Doctor: Common bacteria caused Thanksgiving dinner deaths
A common food-borne bacteria caused an illness that left three people dead and sickened 22 others who attended a dinner at an events hall in the San Francisco suburb of Antioch on Thanksgiving Day, health officials said Tuesday.
Dr. Louise McNitt, deputy health officer with Contra Costa County Health Services, said the deaths and illnesses were caused by bacteria named Clostridium perfringens. “Clostridium perfringens is one of the most common foodborne illnesses in the US It can be found in the human intestine without hurting us, but eating food containing large amounts of this bacteria can cause illness and in some cases death,” McNitt said. The bacteria can be found in the soil, in people and in animals, she said.
Officials identified the three people who died as Christopher Cappetti, 43, Chooi Keng Cheah, 59, and Jane Evans, 69. All were residents of assisted living facilities in Antioch.
The bacteria was likely found in one of the food items that wasn’t cooked to the right temperature or held at the right temperature when eaten, McNitt said. It was not determined which dish contained it.
However, officials said that after extensive interviews, it was determined that those who were sickened and died ate turkey and mashed potatoes. They also ate around the same time of day. Some dishes served at the event, including cooked turkey, were brought to the site after they were prepared in private homes.
McNitt said most strains of the bacteria are harmless and that there is no way to measure what would have been a lethal level in the victims. “This bacteria usually causes fairly mild symptoms, such as stomach cramping and diarrhea that lasts for 6 to 12 hours,” said McNitt, adding that it can more adversely impact those with compromised immune systems. “It can vary from person to person as to how they react to illness.”
Officials said proper food handling is essential to prevent foodborne illness, including cooking foods to proper temperatures; cooling and storing them appropriately if they’re not going to be eaten right away; separating raw meats from foods that won’t be cooked; storing food properly; and washing hands and cooking surfaces often.

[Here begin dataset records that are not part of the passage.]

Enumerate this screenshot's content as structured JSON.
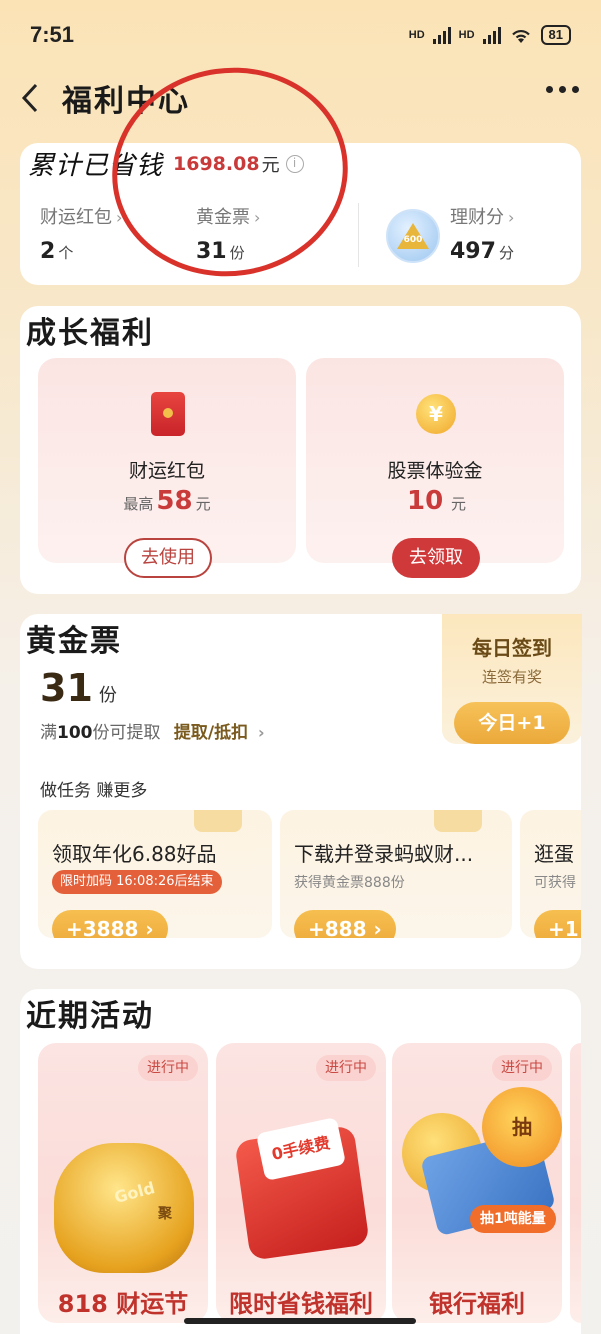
{
  "status_bar": {
    "time": "7:51",
    "battery": "81",
    "net1": "HD",
    "net2": "HD"
  },
  "nav": {
    "title": "福利中心"
  },
  "summary": {
    "label": "累计已省钱",
    "amount": "1698.08",
    "unit": "元",
    "stats": [
      {
        "label": "财运红包",
        "value": "2",
        "unit": "个"
      },
      {
        "label": "黄金票",
        "value": "31",
        "unit": "份"
      },
      {
        "label": "理财分",
        "value": "497",
        "unit": "分"
      }
    ],
    "badge_text": "600"
  },
  "growth": {
    "title": "成长福利",
    "tiles": [
      {
        "name": "财运红包",
        "prefix": "最高",
        "value": "58",
        "unit": "元",
        "button": "去使用"
      },
      {
        "name": "股票体验金",
        "value": "10",
        "unit": "元",
        "button": "去领取"
      }
    ]
  },
  "gold": {
    "title": "黄金票",
    "count": "31",
    "count_unit": "份",
    "note_prefix": "满",
    "note_num": "100",
    "note_suffix": "份可提取",
    "note_link": "提取/抵扣",
    "checkin": {
      "title": "每日签到",
      "subtitle": "连签有奖",
      "button": "今日+1"
    },
    "tasks_title": "做任务 赚更多",
    "tasks": [
      {
        "name": "领取年化6.88好品",
        "tag": "限时加码 16:08:26后结束",
        "reward": "+3888"
      },
      {
        "name": "下载并登录蚂蚁财...",
        "sub": "获得黄金票888份",
        "reward": "+888"
      },
      {
        "name": "逛蛋",
        "sub": "可获得",
        "reward": "+1"
      }
    ]
  },
  "recent": {
    "title": "近期活动",
    "activities": [
      {
        "status": "进行中",
        "name": "818 财运节",
        "art_text": "Gold",
        "art_text2": "聚"
      },
      {
        "status": "进行中",
        "name": "限时省钱福利",
        "art_text": "0手续费"
      },
      {
        "status": "进行中",
        "name": "银行福利",
        "art_text": "抽",
        "art_text2": "抽1吨能量"
      }
    ]
  },
  "colors": {
    "accent_red": "#c93a3a",
    "gold": "#f0b040",
    "annotation_red": "#d9322b"
  }
}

“We’re saddened for the families that suffered losses this holiday season. We encourage anyone planning charity events where food will be served to the public to contact us to understand the permitting process and to learn about food safety,” said Dr. Marilyn Underwood, environmental health director for the county. —AP